‘Some winters happen in the sun,’ writes Katherine May. ‘This particular one began on a blazing day in early September, a week before my fortieth birthday.’ When her husband becomes dangerously ill, it coincides with a moment in May’s life when she is facing professional and personal stress and an uncertain future, and it ushers in a period of what she calls ‘wintering’. ‘Everybody winters at one time or another; some winter over and over again,’ she explains. ‘Winter is a season in the cold, a fallow period in life when you’re cut off from the world, feeling rejected, sidelined, blocked from progress.’
Described by The Observer’s reviewer as ‘a reading cure’ and ‘a tale of hard-won celebration’, May’s book is an honest, reflective, sometimes humorous account of her struggle to deal with her own bad times. She considers the healing power of rest and retreat and the consolations of nature, exploring the many ways in which we experience winter, both seasonal and personal, and offering some strategies for weathering the dark times in the year and our own lives.

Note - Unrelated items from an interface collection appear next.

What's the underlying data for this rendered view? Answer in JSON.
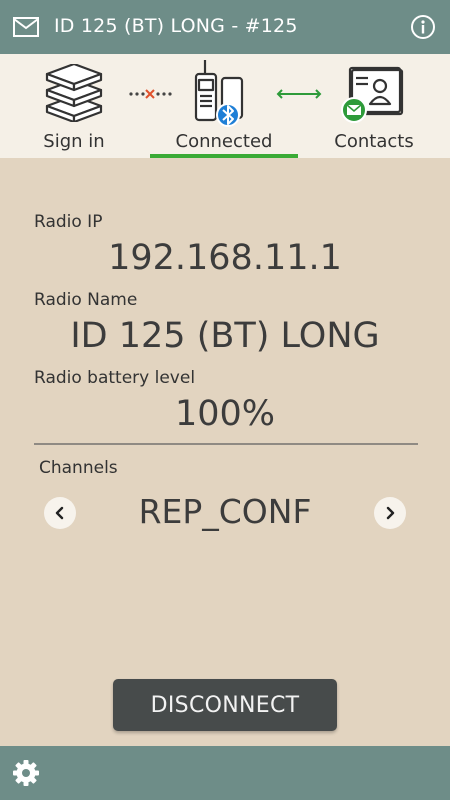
{
  "header": {
    "title": "ID 125 (BT) LONG - #125"
  },
  "steps": [
    {
      "label": "Sign in",
      "icon": "server-stack-icon"
    },
    {
      "label": "Connected",
      "icon": "radio-bluetooth-icon"
    },
    {
      "label": "Contacts",
      "icon": "contact-card-icon"
    }
  ],
  "fields": {
    "ip_label": "Radio IP",
    "ip_value": "192.168.11.1",
    "name_label": "Radio Name",
    "name_value": "ID 125 (BT) LONG",
    "battery_label": "Radio battery level",
    "battery_value": "100%"
  },
  "channels": {
    "label": "Channels",
    "value": "REP_CONF"
  },
  "actions": {
    "disconnect_label": "DISCONNECT"
  },
  "colors": {
    "bar": "#6e8d88",
    "background": "#e2d4c0",
    "tabs_bg": "#f5f0e7",
    "active_underline": "#3aaa35",
    "button": "#474b4b",
    "bluetooth_badge": "#1f7fd6",
    "contacts_badge": "#2e9b3a",
    "disconnected_x": "#e0522d"
  }
}
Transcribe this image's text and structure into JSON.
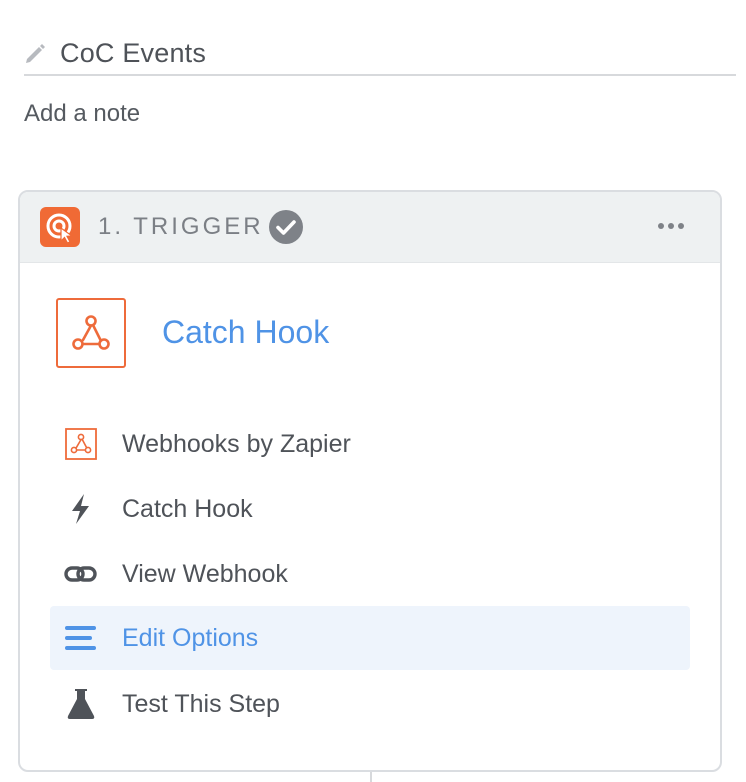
{
  "zap": {
    "title": "CoC Events",
    "add_note": "Add a note"
  },
  "step": {
    "label": "1. TRIGGER",
    "status": "complete",
    "event_title": "Catch Hook",
    "app_icon": "webhooks-icon",
    "accent_color": "#f06a35",
    "link_color": "#4f93e6",
    "items": [
      {
        "label": "Webhooks by Zapier",
        "icon": "webhooks-icon",
        "active": false
      },
      {
        "label": "Catch Hook",
        "icon": "bolt-icon",
        "active": false
      },
      {
        "label": "View Webhook",
        "icon": "link-icon",
        "active": false
      },
      {
        "label": "Edit Options",
        "icon": "list-icon",
        "active": true
      },
      {
        "label": "Test This Step",
        "icon": "flask-icon",
        "active": false
      }
    ]
  }
}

Katherine May’s other books include The Electricity of Every Living Thing, her memoir of being autistic, and two novels, The Whitstable High Tide Swimming Club and Burning Out. She is the editor of The Best, Most Awful Job, an anthology of essays about motherhood, and her essays and journalism have been widely published in the UK and America. She lives by the sea in Whitstable.
Reader: Melody Grove
Abridged and produced by Sara Davies